In 1999-2000, my academic dean asked me to pursue an online adjunct position to investigate the online learning platform. After a round of applications, I accepted my first online teaching assignment and remain an online part-time faculty member at the same institution that put me on payroll! I have worked with other institutions simultaneously; however, as my entrepreneurial interests have grown, I have cut back my online teaching activities to the one that started the process for me. The online teaching experience continues to provide me with the challenge and reward only found in this kind of higher education delivery platform.
3) As an educator, what do you regard as your greatest professional achievement so far, and what impact has it had on you?
Whether on-ground or online, my greatest professional achievement as an educator has to be serving as a mentor and participating in the excitement of each one of my doctoral mentee’s degree completion. My doctoral mentor remains a mentor to me, a friend to me, and a light of inspiration. His impact remains in my life as I mentor my own students and my mentees’ continuing relationship with me fulfills my desire to be the type of professional that my mentor’s example set for me.
4) Online programs have really expanded in the last few years. In your opinion, what are the benefits of online learning and what does it take to succeed in an online class?
The benefits outweigh the non-benefits; however, online programs do not meet everyone’s needs as a student. Success weighs heavily on realistic expectations on the part of the student and many excellent students do not fit in the online classroom. It’s not a lack of talent or drive; it simply is the mismatch between their expectations about time management, workload, personal responsibility, and communication protocols with colleagues and instructors that create an unpleasant experience for everyone concerned. As much as the benefits might be viewed simplistically (the only difference in an online versus on-ground program is the ‘show up in a seat factor’), the online learning environment works ‘best’ for the student who takes the time to investigate its reality with instructors, students, and administrators before he or she makes the commitment.
5) What are some exciting developments in higher education and online education delivery?
Technology continues to bring new opportunities ‘to learn with and learn from’ for instructors and students. If I want to hold a webinar, I can. If I want to use the technology to talk ‘face to face’, we can. When I started, we had the computer, a predominantly static environment, and no expectations of talking with each other. Now, we chat by phone, by text, by Skype, and often, we find ways to meet because we want to! I travel to meet my doctoral students when possible; they travel to meet me. The exciting development of higher education continues to be technology’s effect on the desire to connect outside the expectations of the online platform.
6) What advice do you have for someone interested in pursuing their PhD online?

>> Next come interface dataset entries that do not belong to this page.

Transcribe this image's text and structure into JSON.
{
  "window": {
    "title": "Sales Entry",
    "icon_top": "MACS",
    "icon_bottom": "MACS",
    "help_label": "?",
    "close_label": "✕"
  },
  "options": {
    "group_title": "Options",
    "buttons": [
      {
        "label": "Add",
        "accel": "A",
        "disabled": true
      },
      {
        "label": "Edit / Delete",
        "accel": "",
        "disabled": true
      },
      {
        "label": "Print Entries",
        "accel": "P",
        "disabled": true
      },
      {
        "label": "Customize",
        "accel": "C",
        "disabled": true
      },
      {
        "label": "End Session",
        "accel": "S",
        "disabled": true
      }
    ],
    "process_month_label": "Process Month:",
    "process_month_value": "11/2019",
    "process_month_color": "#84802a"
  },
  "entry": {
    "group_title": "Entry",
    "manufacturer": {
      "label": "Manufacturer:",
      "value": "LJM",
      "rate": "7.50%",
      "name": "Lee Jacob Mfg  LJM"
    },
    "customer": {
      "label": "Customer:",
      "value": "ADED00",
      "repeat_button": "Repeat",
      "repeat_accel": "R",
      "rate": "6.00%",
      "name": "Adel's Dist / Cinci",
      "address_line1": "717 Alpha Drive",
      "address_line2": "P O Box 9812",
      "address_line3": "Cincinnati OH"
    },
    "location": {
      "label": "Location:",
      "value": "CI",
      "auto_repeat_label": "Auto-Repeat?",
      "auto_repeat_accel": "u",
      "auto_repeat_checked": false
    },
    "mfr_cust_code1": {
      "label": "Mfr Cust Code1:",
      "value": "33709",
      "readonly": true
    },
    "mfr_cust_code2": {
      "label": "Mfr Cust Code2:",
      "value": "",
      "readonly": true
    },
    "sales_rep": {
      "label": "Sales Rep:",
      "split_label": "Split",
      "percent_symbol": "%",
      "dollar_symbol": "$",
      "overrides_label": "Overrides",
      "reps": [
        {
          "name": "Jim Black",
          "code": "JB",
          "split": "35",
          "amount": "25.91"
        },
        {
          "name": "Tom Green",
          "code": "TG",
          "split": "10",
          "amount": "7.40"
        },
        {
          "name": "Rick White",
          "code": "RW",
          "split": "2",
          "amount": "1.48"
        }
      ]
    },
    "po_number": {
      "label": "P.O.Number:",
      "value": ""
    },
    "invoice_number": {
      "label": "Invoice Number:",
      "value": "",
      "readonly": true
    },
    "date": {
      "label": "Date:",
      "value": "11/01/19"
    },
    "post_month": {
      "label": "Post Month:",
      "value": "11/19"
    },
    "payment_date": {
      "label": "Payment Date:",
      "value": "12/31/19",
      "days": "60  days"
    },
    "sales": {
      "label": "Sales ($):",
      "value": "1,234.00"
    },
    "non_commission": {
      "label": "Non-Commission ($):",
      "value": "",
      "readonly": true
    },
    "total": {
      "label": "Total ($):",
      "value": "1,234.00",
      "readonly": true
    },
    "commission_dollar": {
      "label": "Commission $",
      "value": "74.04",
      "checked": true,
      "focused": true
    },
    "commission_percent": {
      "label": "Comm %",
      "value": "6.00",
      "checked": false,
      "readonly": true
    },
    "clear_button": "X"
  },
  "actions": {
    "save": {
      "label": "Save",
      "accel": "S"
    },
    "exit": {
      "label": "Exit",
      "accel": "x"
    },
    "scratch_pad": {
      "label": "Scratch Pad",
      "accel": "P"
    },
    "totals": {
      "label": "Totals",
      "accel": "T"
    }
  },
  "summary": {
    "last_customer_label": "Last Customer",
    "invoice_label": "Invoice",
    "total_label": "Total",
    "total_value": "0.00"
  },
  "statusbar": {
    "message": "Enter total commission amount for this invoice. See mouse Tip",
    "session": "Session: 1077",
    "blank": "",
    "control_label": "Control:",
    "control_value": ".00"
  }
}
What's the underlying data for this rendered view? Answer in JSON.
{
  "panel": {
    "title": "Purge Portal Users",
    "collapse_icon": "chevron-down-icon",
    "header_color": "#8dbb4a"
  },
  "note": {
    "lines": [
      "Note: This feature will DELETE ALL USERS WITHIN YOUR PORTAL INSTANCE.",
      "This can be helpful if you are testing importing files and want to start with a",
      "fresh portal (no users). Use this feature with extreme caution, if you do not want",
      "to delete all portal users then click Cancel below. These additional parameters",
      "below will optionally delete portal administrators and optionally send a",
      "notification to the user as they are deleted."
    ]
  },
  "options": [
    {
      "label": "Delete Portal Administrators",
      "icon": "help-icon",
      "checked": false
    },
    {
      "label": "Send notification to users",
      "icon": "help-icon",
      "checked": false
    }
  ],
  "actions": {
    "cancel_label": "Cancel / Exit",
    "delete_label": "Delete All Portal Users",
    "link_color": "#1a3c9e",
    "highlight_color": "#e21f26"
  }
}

First, be sure that you want to pursue the doctoral degree to completion. Ultimately, the only sustaining driver to completion is the student’s own vision of completing the pinnacle degree in his or her field. I ask a possible student if he or she feels ‘the charcoal burning in the gut’. In other words, can you imagine your life being fulfilled if you do not pursue and complete this degree? If the answer is ‘yes, I can imagine fulfillment without the degree’, that student is not ready for the sacrifices and challenges of a PhD. Second, as I mentioned before, a student should talk to other online doctoral learners currently in a program, those who have completed a program, and those who dropped out of a program. Talking to instructors and administrators only provides more opportunity to gather a realistic picture of a doctoral journey that has no guarantee of ever meeting colleagues, faculty members, or dissertation mentors. After investing that time and effort and you decide to join an online doctoral community, I wish you nothing but success. It will change your life!